Interface dataset entries:
┌──

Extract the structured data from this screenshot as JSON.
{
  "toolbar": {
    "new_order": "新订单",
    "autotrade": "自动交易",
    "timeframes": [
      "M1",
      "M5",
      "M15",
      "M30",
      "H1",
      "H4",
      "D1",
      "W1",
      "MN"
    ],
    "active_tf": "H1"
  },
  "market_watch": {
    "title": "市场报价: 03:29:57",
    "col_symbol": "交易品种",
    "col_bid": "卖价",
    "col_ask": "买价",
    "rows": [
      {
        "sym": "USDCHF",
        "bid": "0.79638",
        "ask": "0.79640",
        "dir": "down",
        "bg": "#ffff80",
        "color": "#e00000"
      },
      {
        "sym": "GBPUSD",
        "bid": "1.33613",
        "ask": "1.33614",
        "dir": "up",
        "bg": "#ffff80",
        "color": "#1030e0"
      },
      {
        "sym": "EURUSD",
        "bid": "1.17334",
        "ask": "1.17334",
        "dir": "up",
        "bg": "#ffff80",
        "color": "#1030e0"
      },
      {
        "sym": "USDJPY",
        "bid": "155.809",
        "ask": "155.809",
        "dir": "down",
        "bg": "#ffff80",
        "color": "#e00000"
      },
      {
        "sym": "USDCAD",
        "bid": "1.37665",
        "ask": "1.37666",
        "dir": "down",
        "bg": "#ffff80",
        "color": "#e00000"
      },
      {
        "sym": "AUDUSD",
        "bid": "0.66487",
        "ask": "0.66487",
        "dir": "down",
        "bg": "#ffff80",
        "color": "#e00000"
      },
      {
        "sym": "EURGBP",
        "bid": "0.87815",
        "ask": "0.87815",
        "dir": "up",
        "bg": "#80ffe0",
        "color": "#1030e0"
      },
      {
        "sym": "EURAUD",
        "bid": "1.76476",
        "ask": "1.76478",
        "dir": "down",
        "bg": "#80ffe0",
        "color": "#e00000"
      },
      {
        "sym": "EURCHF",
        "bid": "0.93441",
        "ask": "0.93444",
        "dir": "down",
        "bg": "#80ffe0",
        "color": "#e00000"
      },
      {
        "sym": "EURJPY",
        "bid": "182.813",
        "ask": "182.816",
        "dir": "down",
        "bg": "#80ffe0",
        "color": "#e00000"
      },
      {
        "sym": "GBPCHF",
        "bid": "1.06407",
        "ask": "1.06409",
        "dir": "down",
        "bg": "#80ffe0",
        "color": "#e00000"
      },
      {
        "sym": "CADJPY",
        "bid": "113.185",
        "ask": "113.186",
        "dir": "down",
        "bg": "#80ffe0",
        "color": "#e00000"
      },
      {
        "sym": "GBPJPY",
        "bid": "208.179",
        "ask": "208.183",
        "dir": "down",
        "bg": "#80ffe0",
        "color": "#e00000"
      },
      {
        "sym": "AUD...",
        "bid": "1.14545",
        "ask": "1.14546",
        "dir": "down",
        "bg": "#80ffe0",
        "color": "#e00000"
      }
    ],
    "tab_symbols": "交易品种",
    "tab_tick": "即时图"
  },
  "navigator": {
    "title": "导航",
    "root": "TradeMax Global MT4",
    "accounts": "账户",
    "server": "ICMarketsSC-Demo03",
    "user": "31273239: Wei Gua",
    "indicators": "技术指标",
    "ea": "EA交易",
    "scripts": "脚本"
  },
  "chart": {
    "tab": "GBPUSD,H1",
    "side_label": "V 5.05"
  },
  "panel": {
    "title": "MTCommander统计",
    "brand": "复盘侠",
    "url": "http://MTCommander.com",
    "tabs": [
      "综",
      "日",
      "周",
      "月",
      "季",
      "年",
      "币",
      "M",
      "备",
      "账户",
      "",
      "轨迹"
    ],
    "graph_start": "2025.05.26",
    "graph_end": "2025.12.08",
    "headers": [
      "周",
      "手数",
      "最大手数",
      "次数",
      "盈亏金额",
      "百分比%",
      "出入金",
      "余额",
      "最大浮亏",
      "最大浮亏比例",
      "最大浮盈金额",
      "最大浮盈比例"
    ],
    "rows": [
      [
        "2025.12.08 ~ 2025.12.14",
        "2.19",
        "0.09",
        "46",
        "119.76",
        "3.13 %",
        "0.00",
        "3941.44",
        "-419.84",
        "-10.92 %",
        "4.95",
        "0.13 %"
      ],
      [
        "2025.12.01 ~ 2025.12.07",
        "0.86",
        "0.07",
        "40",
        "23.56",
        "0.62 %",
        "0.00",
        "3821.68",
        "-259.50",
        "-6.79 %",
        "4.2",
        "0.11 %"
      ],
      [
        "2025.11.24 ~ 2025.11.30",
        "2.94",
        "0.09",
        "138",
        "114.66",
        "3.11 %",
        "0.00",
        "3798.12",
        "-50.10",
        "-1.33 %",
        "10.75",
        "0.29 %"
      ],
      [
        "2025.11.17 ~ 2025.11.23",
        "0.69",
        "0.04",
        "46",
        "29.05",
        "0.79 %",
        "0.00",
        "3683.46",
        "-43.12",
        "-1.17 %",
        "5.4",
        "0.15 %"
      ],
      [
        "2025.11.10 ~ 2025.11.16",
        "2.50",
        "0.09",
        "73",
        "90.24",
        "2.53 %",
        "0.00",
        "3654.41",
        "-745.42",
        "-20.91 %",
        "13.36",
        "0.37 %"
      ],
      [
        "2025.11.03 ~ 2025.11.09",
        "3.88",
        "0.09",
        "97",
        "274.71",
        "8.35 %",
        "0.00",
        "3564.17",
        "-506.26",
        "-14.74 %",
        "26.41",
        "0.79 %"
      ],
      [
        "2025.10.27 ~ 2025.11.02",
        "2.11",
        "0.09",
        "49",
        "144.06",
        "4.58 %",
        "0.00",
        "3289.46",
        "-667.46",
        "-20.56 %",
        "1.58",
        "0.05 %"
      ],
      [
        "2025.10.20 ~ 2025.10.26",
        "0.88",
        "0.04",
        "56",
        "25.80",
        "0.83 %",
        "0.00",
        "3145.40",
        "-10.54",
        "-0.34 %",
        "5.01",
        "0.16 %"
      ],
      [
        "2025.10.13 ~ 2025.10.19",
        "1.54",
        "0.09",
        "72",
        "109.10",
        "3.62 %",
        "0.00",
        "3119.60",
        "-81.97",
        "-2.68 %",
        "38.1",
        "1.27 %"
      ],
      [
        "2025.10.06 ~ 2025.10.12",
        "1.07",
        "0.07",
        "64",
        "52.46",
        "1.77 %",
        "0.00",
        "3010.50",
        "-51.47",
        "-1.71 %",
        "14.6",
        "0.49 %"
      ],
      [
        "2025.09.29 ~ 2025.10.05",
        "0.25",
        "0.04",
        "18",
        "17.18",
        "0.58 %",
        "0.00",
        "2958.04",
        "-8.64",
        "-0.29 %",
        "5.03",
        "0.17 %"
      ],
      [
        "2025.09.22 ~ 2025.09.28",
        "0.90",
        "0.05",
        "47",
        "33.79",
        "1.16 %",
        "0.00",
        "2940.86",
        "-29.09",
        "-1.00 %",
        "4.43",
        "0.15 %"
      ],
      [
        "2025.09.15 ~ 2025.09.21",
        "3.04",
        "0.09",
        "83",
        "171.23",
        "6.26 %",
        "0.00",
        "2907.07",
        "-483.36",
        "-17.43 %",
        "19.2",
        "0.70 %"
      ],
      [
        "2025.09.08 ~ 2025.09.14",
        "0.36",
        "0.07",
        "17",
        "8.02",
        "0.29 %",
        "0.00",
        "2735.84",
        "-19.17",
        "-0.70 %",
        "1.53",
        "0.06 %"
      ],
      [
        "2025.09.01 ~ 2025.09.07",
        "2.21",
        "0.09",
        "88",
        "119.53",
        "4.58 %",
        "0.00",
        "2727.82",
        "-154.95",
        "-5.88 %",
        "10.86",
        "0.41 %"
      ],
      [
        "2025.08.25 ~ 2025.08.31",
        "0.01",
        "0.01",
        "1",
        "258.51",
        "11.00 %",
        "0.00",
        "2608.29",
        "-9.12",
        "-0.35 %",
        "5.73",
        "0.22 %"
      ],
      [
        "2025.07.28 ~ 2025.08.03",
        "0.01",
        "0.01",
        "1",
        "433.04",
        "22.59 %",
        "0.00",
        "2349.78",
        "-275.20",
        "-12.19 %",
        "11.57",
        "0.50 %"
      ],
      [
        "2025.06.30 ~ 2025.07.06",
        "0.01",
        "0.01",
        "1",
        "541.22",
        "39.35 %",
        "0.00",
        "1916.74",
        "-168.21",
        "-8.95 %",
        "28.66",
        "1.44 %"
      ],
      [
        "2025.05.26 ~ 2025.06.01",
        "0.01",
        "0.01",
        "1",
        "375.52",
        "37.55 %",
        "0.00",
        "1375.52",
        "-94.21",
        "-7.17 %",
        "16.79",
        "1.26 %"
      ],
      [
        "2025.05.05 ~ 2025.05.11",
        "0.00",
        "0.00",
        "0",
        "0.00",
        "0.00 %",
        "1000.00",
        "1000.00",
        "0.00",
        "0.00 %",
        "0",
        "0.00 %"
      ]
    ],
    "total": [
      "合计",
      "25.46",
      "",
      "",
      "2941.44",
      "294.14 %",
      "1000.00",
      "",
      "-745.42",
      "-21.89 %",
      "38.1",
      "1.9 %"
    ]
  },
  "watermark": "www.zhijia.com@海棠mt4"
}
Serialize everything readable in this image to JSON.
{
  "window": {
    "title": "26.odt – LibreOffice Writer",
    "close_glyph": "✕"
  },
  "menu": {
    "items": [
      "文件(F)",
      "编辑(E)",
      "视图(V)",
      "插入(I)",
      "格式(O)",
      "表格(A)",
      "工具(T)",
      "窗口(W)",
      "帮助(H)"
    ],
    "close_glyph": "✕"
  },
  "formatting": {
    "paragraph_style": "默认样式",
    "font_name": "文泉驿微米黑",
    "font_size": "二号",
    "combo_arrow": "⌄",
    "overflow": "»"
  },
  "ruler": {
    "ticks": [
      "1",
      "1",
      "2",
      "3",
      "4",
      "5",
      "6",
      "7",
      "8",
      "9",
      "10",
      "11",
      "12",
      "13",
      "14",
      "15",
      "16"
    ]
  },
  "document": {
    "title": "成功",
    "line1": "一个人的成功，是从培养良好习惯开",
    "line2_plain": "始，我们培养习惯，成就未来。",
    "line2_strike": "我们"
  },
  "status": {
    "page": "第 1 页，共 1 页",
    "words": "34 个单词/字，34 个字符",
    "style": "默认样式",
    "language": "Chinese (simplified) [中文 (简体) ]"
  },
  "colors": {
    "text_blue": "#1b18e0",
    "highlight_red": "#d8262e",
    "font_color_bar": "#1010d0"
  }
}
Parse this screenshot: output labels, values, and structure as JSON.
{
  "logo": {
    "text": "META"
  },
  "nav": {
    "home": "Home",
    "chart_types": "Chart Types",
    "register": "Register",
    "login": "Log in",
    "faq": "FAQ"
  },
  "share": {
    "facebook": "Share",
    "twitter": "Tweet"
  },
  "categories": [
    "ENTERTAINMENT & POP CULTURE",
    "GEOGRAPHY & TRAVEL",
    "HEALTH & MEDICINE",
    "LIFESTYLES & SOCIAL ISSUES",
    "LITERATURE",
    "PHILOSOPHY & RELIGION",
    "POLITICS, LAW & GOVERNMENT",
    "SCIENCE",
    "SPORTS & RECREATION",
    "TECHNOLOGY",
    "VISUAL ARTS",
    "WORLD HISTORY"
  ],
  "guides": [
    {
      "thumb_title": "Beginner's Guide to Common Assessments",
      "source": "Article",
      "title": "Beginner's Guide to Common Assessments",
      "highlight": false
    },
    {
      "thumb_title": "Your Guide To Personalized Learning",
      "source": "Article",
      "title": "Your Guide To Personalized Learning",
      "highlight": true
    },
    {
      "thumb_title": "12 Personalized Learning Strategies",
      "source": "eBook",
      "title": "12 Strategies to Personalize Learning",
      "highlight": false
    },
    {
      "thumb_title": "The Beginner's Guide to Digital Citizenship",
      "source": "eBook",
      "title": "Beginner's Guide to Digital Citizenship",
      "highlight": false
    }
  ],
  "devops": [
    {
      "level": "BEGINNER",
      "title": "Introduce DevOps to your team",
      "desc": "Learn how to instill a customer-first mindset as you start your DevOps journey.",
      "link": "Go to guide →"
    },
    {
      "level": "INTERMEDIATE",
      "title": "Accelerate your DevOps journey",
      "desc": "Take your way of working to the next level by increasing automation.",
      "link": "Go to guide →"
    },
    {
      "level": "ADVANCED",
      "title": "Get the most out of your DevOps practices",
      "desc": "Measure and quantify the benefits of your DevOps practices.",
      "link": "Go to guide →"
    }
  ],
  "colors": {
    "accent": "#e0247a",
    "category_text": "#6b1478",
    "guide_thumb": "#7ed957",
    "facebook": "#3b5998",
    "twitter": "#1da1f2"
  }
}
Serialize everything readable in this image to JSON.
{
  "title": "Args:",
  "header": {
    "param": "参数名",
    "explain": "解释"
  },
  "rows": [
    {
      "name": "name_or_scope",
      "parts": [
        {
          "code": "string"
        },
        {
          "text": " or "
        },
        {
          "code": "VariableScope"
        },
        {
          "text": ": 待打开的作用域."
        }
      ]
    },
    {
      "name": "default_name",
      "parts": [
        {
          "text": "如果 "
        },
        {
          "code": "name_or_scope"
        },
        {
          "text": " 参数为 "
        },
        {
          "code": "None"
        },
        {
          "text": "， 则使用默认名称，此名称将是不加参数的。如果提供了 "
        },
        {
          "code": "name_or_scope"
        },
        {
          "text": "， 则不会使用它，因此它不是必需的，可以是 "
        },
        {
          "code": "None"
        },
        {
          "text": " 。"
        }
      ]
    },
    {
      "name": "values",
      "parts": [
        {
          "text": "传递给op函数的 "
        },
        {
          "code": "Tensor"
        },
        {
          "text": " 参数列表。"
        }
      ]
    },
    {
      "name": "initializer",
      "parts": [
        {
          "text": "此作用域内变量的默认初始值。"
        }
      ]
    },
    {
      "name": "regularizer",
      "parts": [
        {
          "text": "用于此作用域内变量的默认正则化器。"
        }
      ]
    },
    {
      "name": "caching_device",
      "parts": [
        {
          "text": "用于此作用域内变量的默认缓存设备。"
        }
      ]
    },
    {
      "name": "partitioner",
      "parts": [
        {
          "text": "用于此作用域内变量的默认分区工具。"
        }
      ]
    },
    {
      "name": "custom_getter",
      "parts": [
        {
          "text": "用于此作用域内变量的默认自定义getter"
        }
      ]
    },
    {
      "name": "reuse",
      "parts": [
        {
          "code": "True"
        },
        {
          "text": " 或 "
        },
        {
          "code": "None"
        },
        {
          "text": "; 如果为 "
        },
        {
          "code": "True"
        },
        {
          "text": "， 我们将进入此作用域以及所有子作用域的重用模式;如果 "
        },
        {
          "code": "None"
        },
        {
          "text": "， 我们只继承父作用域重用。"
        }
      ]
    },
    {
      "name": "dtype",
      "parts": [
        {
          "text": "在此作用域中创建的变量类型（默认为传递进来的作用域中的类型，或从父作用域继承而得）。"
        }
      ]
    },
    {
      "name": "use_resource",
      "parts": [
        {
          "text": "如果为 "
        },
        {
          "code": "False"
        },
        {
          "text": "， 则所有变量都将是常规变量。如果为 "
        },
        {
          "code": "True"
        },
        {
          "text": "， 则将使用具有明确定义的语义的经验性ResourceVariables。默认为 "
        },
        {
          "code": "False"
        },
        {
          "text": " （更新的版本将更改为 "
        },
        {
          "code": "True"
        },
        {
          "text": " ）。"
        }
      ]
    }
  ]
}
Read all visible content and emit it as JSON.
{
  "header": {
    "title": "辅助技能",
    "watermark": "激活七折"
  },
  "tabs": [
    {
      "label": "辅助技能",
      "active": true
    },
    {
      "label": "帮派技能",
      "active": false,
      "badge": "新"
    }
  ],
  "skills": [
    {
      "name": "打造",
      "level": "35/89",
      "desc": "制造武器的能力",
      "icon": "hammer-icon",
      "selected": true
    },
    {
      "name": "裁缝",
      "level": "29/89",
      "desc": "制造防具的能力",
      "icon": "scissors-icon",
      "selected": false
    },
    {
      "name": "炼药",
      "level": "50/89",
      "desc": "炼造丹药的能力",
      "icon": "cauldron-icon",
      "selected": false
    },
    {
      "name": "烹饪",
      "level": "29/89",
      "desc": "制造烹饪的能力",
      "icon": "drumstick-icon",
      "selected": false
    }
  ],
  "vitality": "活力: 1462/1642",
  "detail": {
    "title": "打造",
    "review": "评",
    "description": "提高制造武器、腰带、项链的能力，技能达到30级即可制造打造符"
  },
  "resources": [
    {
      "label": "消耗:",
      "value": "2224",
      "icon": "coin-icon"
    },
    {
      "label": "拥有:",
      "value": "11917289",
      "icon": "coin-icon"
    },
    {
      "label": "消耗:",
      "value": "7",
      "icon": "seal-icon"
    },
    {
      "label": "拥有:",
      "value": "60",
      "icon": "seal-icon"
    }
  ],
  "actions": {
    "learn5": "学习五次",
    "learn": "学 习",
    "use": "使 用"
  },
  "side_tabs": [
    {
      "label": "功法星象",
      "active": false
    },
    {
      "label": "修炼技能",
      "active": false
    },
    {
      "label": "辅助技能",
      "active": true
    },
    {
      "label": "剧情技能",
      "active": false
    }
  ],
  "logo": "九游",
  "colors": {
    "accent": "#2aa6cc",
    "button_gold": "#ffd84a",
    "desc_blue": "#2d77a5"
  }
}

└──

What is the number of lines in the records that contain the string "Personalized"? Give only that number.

● **Answer box**: 3